Component data from apps and pages =>
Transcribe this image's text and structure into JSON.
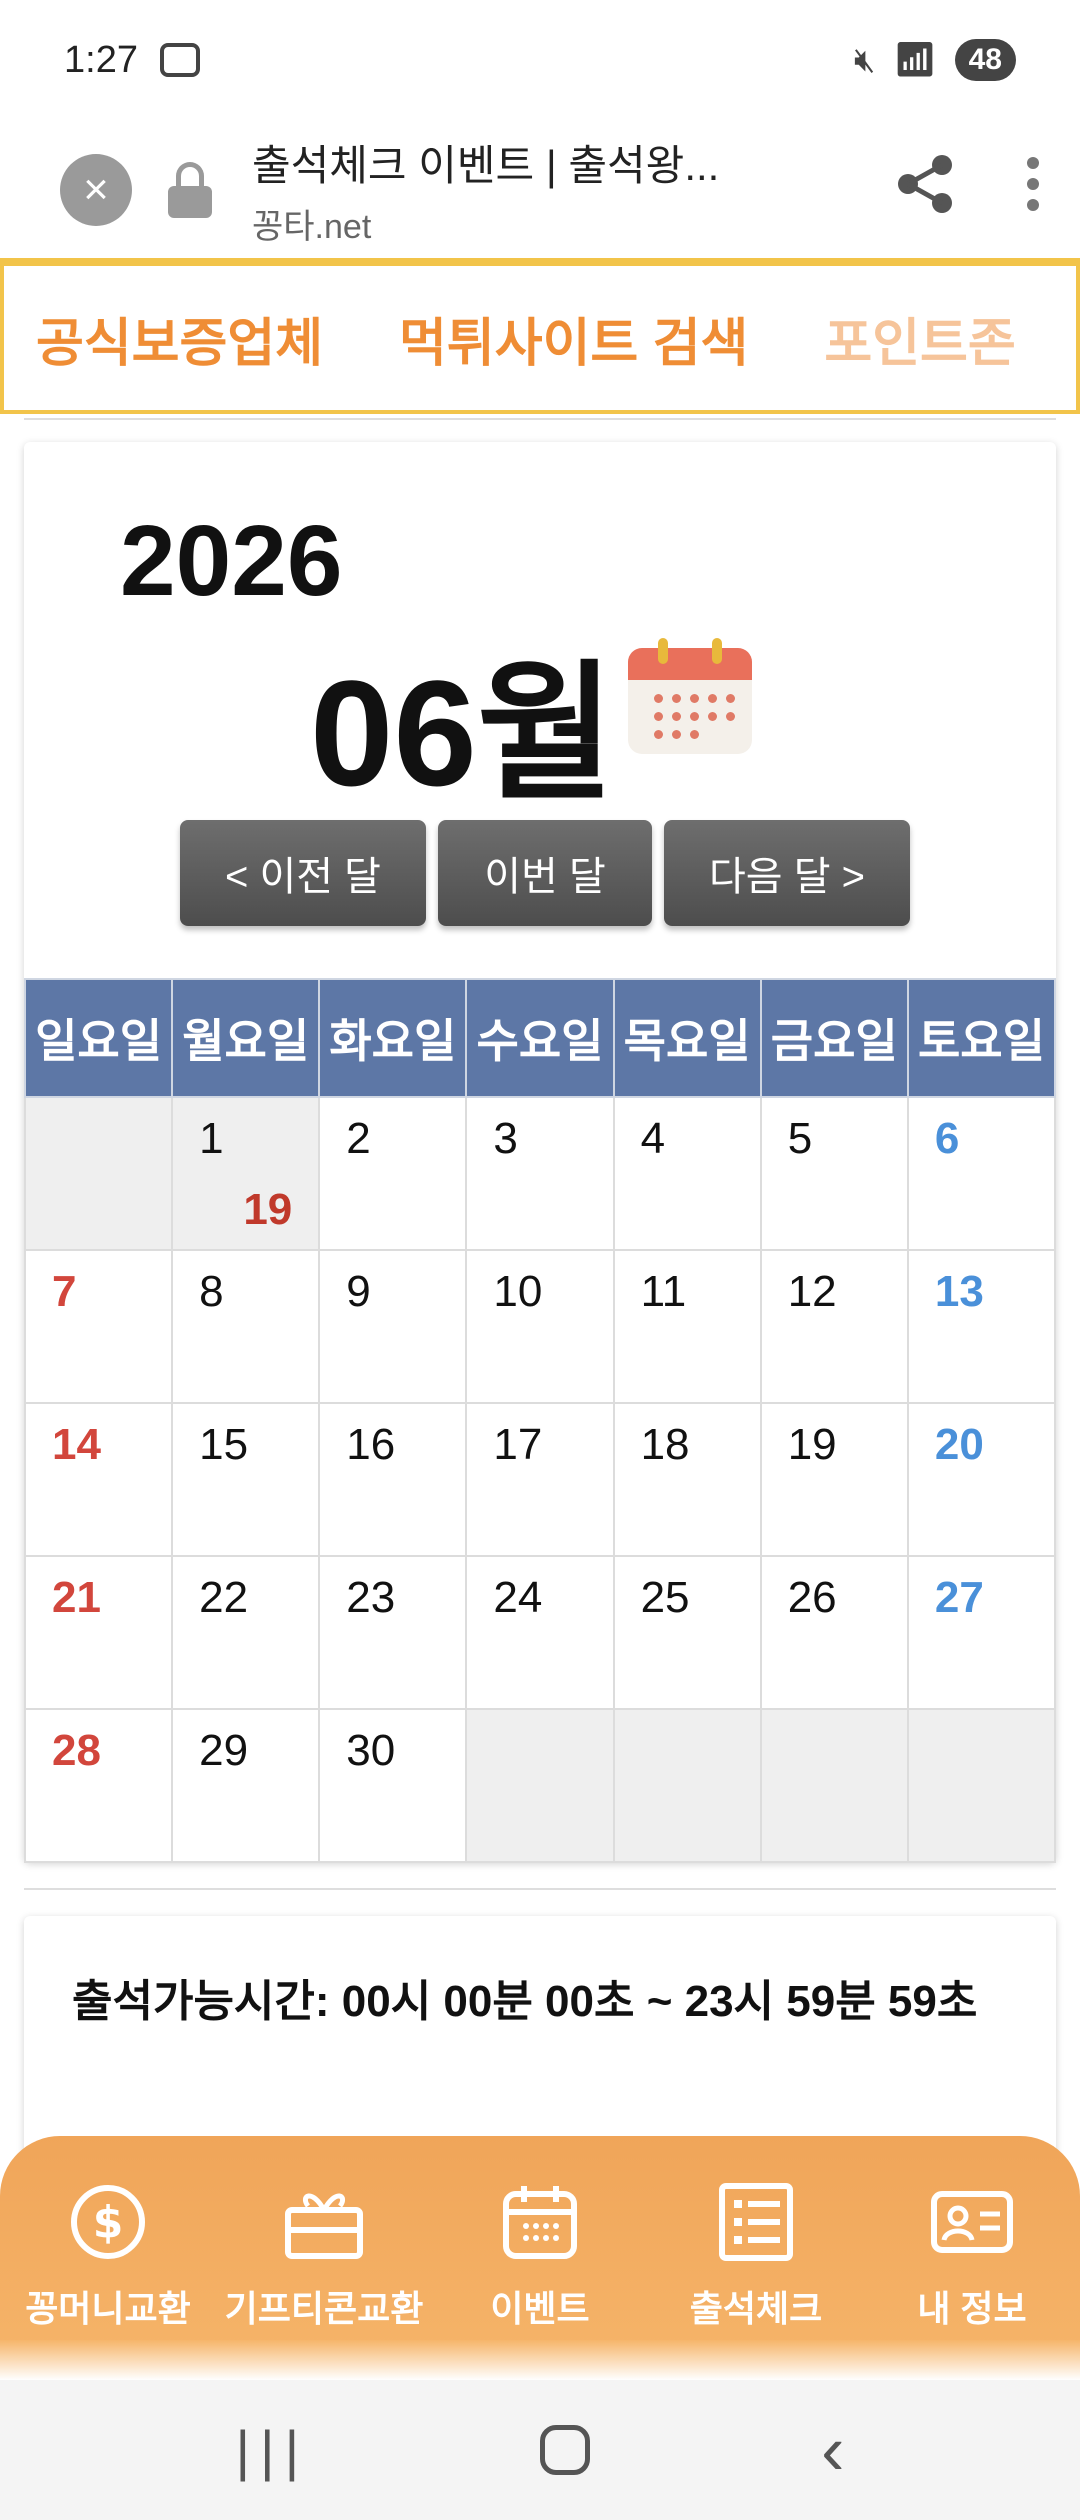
{
  "status_bar": {
    "time": "1:27",
    "battery": "48"
  },
  "browser": {
    "close_label": "×",
    "title": "출석체크 이벤트 | 출석왕...",
    "domain": "꽁타.net"
  },
  "nav_strip": {
    "items": [
      "공식보증업체",
      "먹튀사이트 검색",
      "포인트존"
    ]
  },
  "calendar": {
    "year": "2026",
    "month": "06월",
    "buttons": {
      "prev": "< 이전 달",
      "current": "이번 달",
      "next": "다음 달 >"
    },
    "weekdays": [
      "일요일",
      "월요일",
      "화요일",
      "수요일",
      "목요일",
      "금요일",
      "토요일"
    ],
    "weeks": [
      [
        "",
        "1",
        "2",
        "3",
        "4",
        "5",
        "6"
      ],
      [
        "7",
        "8",
        "9",
        "10",
        "11",
        "12",
        "13"
      ],
      [
        "14",
        "15",
        "16",
        "17",
        "18",
        "19",
        "20"
      ],
      [
        "21",
        "22",
        "23",
        "24",
        "25",
        "26",
        "27"
      ],
      [
        "28",
        "29",
        "30",
        "",
        "",
        "",
        ""
      ]
    ],
    "attendance_count": "19",
    "colors": {
      "header_bg": "#5d77a6",
      "sunday": "#d2463c",
      "saturday": "#4a90d9"
    }
  },
  "attendance": {
    "time_text": "출석가능시간: 00시 00분 00초 ~ 23시 59분 59초"
  },
  "tab_bar": {
    "items": [
      {
        "label": "꽁머니교환",
        "icon": "dollar-coin-icon"
      },
      {
        "label": "기프티콘교환",
        "icon": "gift-icon"
      },
      {
        "label": "이벤트",
        "icon": "calendar-icon"
      },
      {
        "label": "출석체크",
        "icon": "checklist-icon"
      },
      {
        "label": "내 정보",
        "icon": "id-card-icon"
      }
    ],
    "color": "#f0a559"
  }
}
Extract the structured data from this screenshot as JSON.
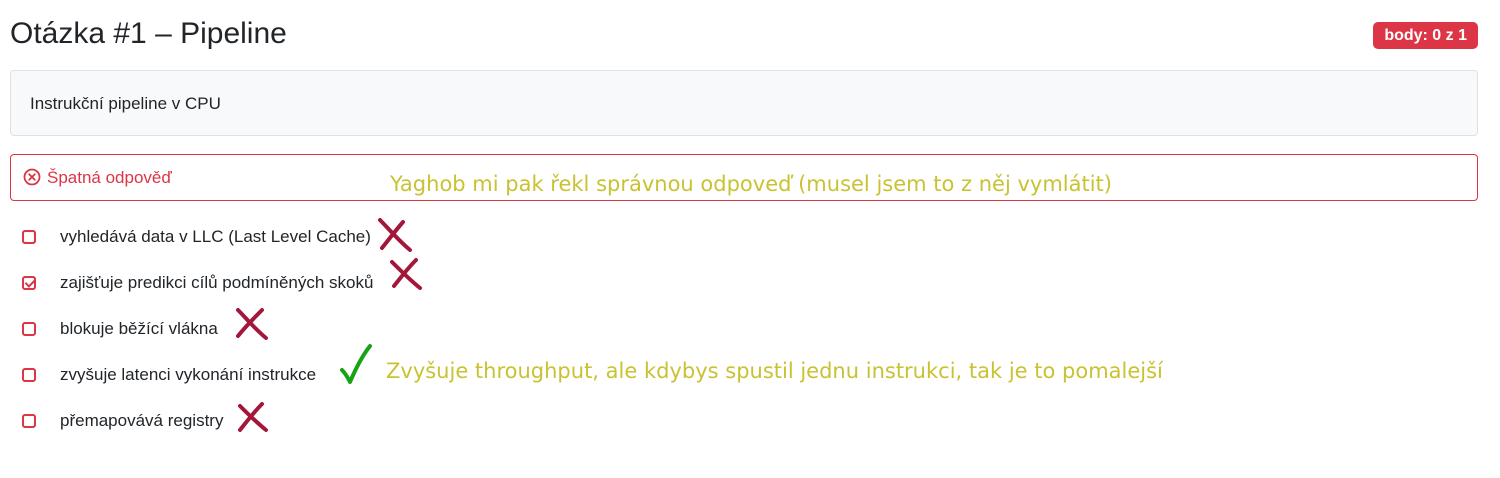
{
  "question": {
    "title": "Otázka #1 – Pipeline",
    "score_badge": "body: 0 z 1",
    "description": "Instrukční pipeline v CPU"
  },
  "feedback": {
    "status": "Špatná odpověď",
    "status_icon": "x-circle-icon"
  },
  "options": [
    {
      "label": "vyhledává data v LLC (Last Level Cache)",
      "checked": false,
      "mark": "wrong"
    },
    {
      "label": "zajišťuje predikci cílů podmíněných skoků",
      "checked": true,
      "mark": "wrong"
    },
    {
      "label": "blokuje běžící vlákna",
      "checked": false,
      "mark": "wrong"
    },
    {
      "label": "zvyšuje latenci vykonání instrukce",
      "checked": false,
      "mark": "correct"
    },
    {
      "label": "přemapovává registry",
      "checked": false,
      "mark": "wrong"
    }
  ],
  "annotations": {
    "note_top": "Yaghob mi pak řekl správnou odpoveď (musel jsem to z něj vymlátit)",
    "note_bottom": "Zvyšuje throughput, ale kdybys spustil jednu instrukci, tak je to pomalejší"
  },
  "colors": {
    "danger": "#dc3545",
    "annotation_text": "#c9c232",
    "cross_mark": "#a3173b",
    "check_mark": "#16a316"
  }
}
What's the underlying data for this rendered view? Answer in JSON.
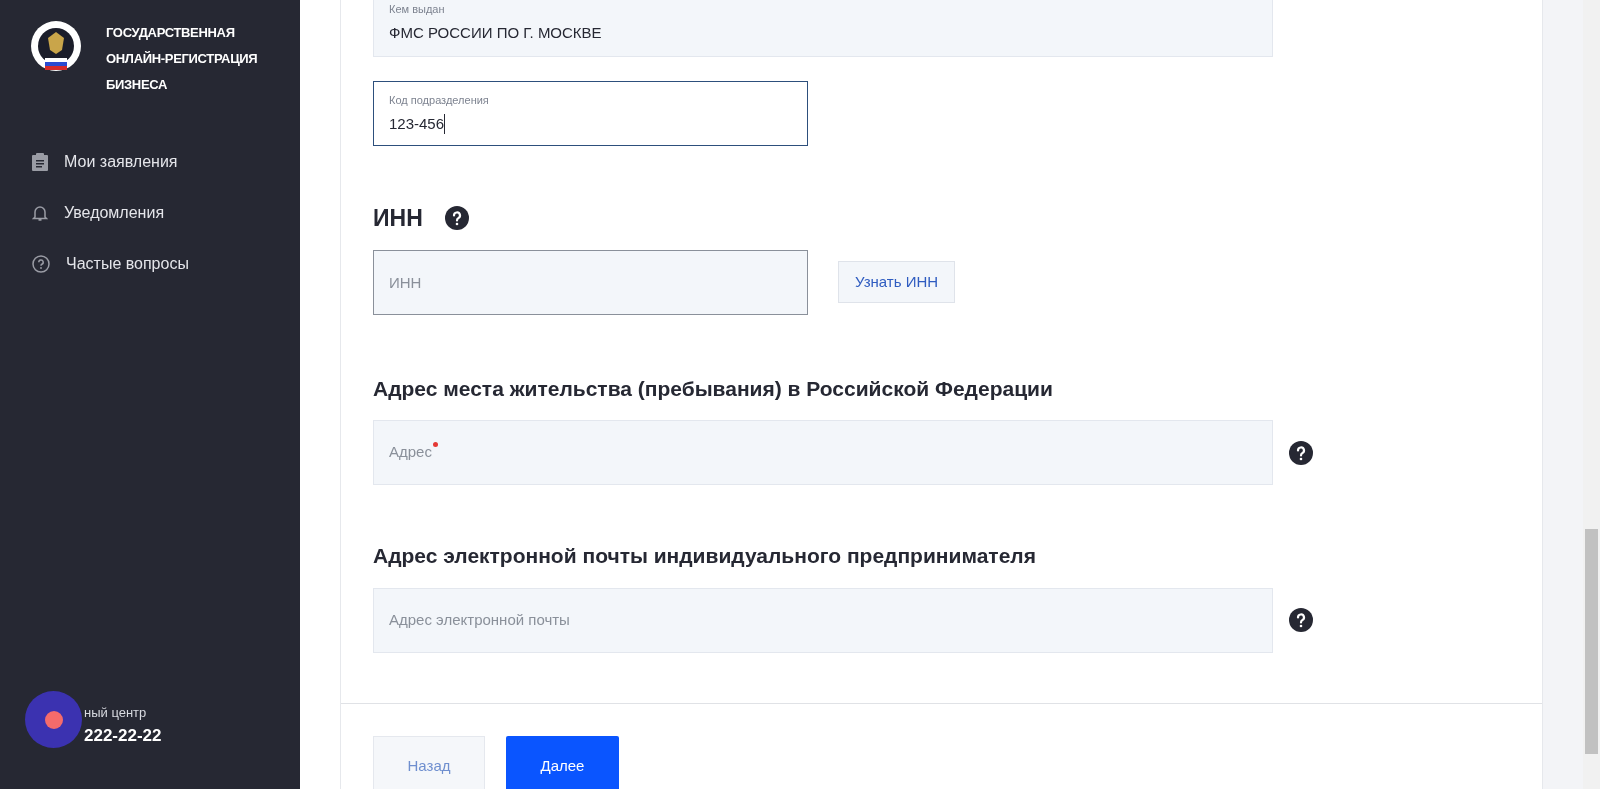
{
  "sidebar": {
    "title_lines": [
      "ГОСУДАРСТВЕННАЯ",
      "ОНЛАЙН-РЕГИСТРАЦИЯ",
      "БИЗНЕСА"
    ],
    "items": [
      {
        "label": "Мои заявления"
      },
      {
        "label": "Уведомления"
      },
      {
        "label": "Частые вопросы"
      }
    ],
    "contact": {
      "label": "ный центр",
      "phone": "222-22-22"
    }
  },
  "form": {
    "issued_by": {
      "label": "Кем выдан",
      "value": "ФМС РОССИИ ПО Г. МОСКВЕ"
    },
    "department_code": {
      "label": "Код подразделения",
      "value": "123-456",
      "focused": true
    },
    "inn": {
      "heading": "ИНН",
      "placeholder": "ИНН",
      "button": "Узнать ИНН"
    },
    "address": {
      "heading": "Адрес места жительства (пребывания) в Российской Федерации",
      "placeholder": "Адрес",
      "required": true
    },
    "email": {
      "heading": "Адрес электронной почты индивидуального предпринимателя",
      "placeholder": "Адрес электронной почты"
    }
  },
  "buttons": {
    "back": "Назад",
    "next": "Далее"
  }
}
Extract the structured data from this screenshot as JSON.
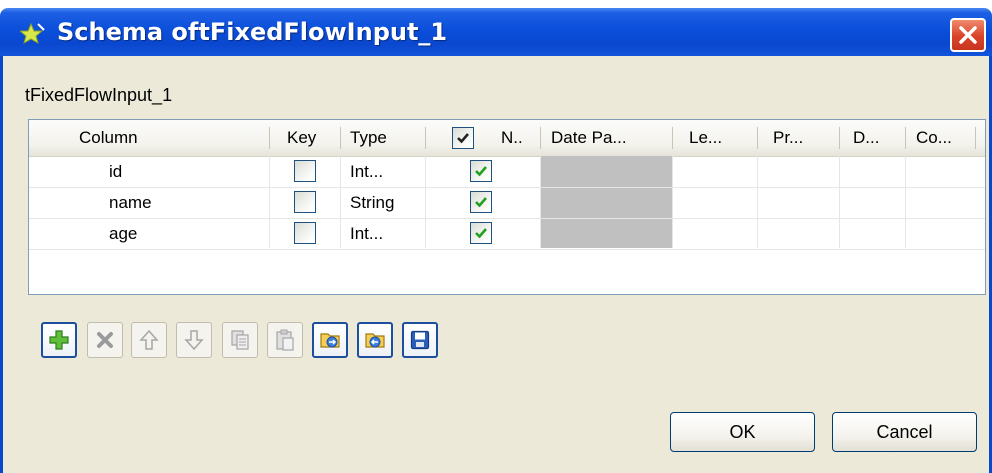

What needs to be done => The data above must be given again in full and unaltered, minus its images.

Solution =>
Transcribe this image's text and structure into JSON.
{
  "status_bar": {
    "time": "1:27",
    "battery": "48"
  },
  "browser": {
    "close_label": "×",
    "title": "출석체크 이벤트 | 출석왕...",
    "domain": "꽁타.net"
  },
  "nav_strip": {
    "items": [
      "공식보증업체",
      "먹튀사이트 검색",
      "포인트존"
    ]
  },
  "calendar": {
    "year": "2026",
    "month": "06월",
    "buttons": {
      "prev": "< 이전 달",
      "current": "이번 달",
      "next": "다음 달 >"
    },
    "weekdays": [
      "일요일",
      "월요일",
      "화요일",
      "수요일",
      "목요일",
      "금요일",
      "토요일"
    ],
    "weeks": [
      [
        "",
        "1",
        "2",
        "3",
        "4",
        "5",
        "6"
      ],
      [
        "7",
        "8",
        "9",
        "10",
        "11",
        "12",
        "13"
      ],
      [
        "14",
        "15",
        "16",
        "17",
        "18",
        "19",
        "20"
      ],
      [
        "21",
        "22",
        "23",
        "24",
        "25",
        "26",
        "27"
      ],
      [
        "28",
        "29",
        "30",
        "",
        "",
        "",
        ""
      ]
    ],
    "attendance_count": "19",
    "colors": {
      "header_bg": "#5d77a6",
      "sunday": "#d2463c",
      "saturday": "#4a90d9"
    }
  },
  "attendance": {
    "time_text": "출석가능시간: 00시 00분 00초 ~ 23시 59분 59초"
  },
  "tab_bar": {
    "items": [
      {
        "label": "꽁머니교환",
        "icon": "dollar-coin-icon"
      },
      {
        "label": "기프티콘교환",
        "icon": "gift-icon"
      },
      {
        "label": "이벤트",
        "icon": "calendar-icon"
      },
      {
        "label": "출석체크",
        "icon": "checklist-icon"
      },
      {
        "label": "내 정보",
        "icon": "id-card-icon"
      }
    ],
    "color": "#f0a559"
  }
}
Extract the structured data from this screenshot as JSON.
{
  "question": {
    "title": "Otázka #1 – Pipeline",
    "score_badge": "body: 0 z 1",
    "description": "Instrukční pipeline v CPU"
  },
  "feedback": {
    "status": "Špatná odpověď",
    "status_icon": "x-circle-icon"
  },
  "options": [
    {
      "label": "vyhledává data v LLC (Last Level Cache)",
      "checked": false,
      "mark": "wrong"
    },
    {
      "label": "zajišťuje predikci cílů podmíněných skoků",
      "checked": true,
      "mark": "wrong"
    },
    {
      "label": "blokuje běžící vlákna",
      "checked": false,
      "mark": "wrong"
    },
    {
      "label": "zvyšuje latenci vykonání instrukce",
      "checked": false,
      "mark": "correct"
    },
    {
      "label": "přemapovává registry",
      "checked": false,
      "mark": "wrong"
    }
  ],
  "annotations": {
    "note_top": "Yaghob mi pak řekl správnou odpoveď (musel jsem to z něj vymlátit)",
    "note_bottom": "Zvyšuje throughput, ale kdybys spustil jednu instrukci, tak je to pomalejší"
  },
  "colors": {
    "danger": "#dc3545",
    "annotation_text": "#c9c232",
    "cross_mark": "#a3173b",
    "check_mark": "#16a316"
  }
}
What's the underlying data for this rendered view? Answer in JSON.
{
  "sidebar": {
    "title_lines": [
      "ГОСУДАРСТВЕННАЯ",
      "ОНЛАЙН-РЕГИСТРАЦИЯ",
      "БИЗНЕСА"
    ],
    "items": [
      {
        "label": "Мои заявления"
      },
      {
        "label": "Уведомления"
      },
      {
        "label": "Частые вопросы"
      }
    ],
    "contact": {
      "label": "ный центр",
      "phone": "222-22-22"
    }
  },
  "form": {
    "issued_by": {
      "label": "Кем выдан",
      "value": "ФМС РОССИИ ПО Г. МОСКВЕ"
    },
    "department_code": {
      "label": "Код подразделения",
      "value": "123-456",
      "focused": true
    },
    "inn": {
      "heading": "ИНН",
      "placeholder": "ИНН",
      "button": "Узнать ИНН"
    },
    "address": {
      "heading": "Адрес места жительства (пребывания) в Российской Федерации",
      "placeholder": "Адрес",
      "required": true
    },
    "email": {
      "heading": "Адрес электронной почты индивидуального предпринимателя",
      "placeholder": "Адрес электронной почты"
    }
  },
  "buttons": {
    "back": "Назад",
    "next": "Далее"
  }
}
Extract the structured data from this screenshot as JSON.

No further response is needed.